YOUR TASK =>
Give only the number of lines in the records that contain the word "link".

Web page and app entries

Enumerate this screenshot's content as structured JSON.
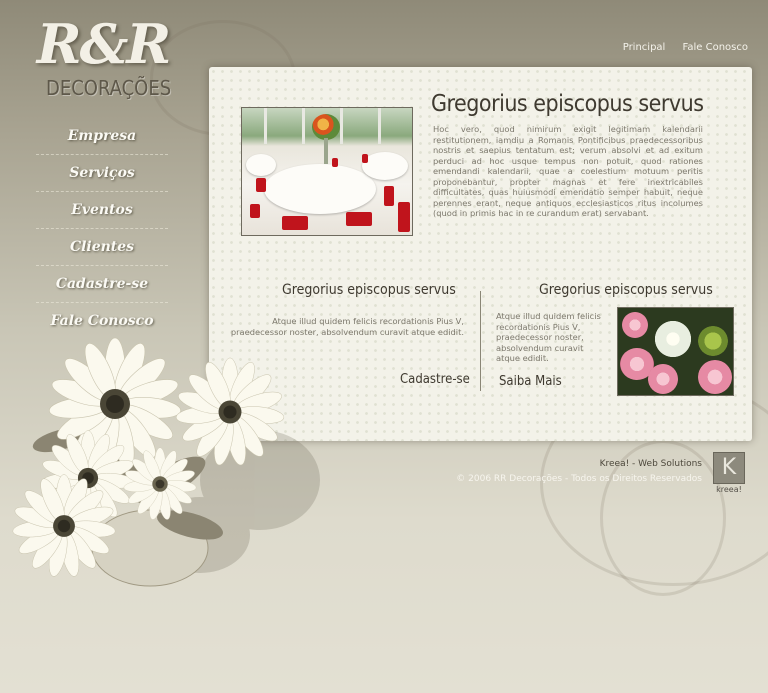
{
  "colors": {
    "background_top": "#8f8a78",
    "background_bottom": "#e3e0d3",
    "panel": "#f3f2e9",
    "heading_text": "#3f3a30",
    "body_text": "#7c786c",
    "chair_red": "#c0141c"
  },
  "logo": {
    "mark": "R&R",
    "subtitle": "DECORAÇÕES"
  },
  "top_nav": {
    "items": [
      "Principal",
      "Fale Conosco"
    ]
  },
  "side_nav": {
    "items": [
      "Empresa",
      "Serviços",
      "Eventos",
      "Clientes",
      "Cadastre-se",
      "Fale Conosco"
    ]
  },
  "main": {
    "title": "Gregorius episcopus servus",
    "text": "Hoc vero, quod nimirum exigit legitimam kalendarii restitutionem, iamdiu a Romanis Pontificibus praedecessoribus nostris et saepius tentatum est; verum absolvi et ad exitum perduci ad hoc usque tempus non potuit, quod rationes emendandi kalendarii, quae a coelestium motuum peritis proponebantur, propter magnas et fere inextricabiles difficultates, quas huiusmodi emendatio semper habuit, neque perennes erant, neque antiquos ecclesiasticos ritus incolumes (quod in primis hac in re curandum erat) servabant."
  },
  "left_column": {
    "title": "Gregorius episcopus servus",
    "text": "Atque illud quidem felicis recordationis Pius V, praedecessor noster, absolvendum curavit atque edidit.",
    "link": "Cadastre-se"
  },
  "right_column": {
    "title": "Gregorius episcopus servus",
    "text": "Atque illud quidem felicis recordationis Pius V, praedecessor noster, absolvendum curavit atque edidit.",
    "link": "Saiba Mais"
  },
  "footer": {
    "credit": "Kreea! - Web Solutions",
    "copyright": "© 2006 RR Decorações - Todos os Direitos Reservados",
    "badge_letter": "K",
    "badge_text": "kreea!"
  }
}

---

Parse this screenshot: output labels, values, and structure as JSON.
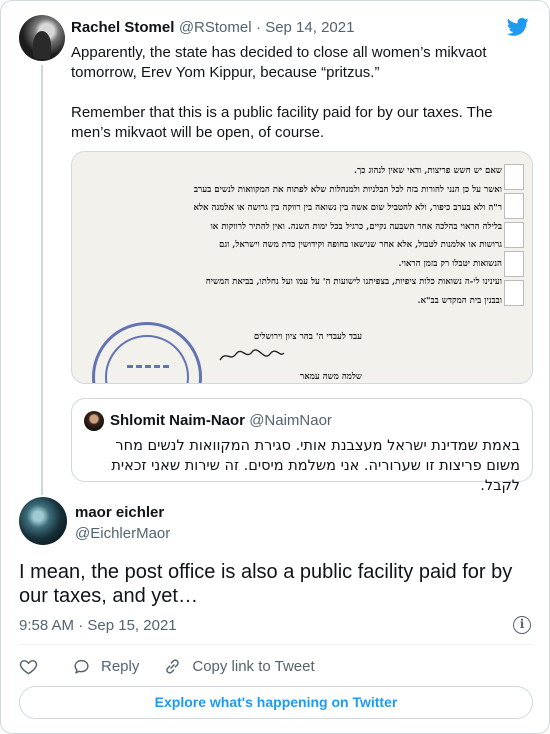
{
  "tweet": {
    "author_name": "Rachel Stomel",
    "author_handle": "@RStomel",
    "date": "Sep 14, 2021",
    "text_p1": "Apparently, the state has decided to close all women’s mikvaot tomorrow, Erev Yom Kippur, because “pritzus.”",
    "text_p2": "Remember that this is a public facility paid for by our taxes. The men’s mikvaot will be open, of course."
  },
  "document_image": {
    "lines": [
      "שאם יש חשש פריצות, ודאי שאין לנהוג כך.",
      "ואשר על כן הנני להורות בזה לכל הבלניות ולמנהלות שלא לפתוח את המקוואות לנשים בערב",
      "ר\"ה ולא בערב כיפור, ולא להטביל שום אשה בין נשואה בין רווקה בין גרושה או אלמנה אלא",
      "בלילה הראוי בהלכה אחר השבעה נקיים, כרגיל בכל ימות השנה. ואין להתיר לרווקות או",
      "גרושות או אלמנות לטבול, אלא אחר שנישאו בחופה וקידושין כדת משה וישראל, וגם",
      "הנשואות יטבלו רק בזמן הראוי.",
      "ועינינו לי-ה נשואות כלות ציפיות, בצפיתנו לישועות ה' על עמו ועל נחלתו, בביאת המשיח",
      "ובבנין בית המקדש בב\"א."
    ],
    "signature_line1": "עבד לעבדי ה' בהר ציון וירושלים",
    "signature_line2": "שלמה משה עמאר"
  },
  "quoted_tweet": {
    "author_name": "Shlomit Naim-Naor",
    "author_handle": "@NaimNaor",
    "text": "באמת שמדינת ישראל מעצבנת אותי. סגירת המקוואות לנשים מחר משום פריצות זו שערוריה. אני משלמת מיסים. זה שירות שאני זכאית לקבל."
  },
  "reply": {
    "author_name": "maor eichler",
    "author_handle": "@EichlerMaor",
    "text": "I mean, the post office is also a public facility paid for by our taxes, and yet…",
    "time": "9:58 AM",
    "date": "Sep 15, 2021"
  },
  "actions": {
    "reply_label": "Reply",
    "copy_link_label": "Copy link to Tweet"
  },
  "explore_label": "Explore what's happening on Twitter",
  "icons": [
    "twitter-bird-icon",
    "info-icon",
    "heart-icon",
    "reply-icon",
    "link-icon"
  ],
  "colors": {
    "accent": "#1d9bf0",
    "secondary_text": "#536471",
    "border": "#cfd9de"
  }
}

OUTPUT OF THE EXERCISE =>
4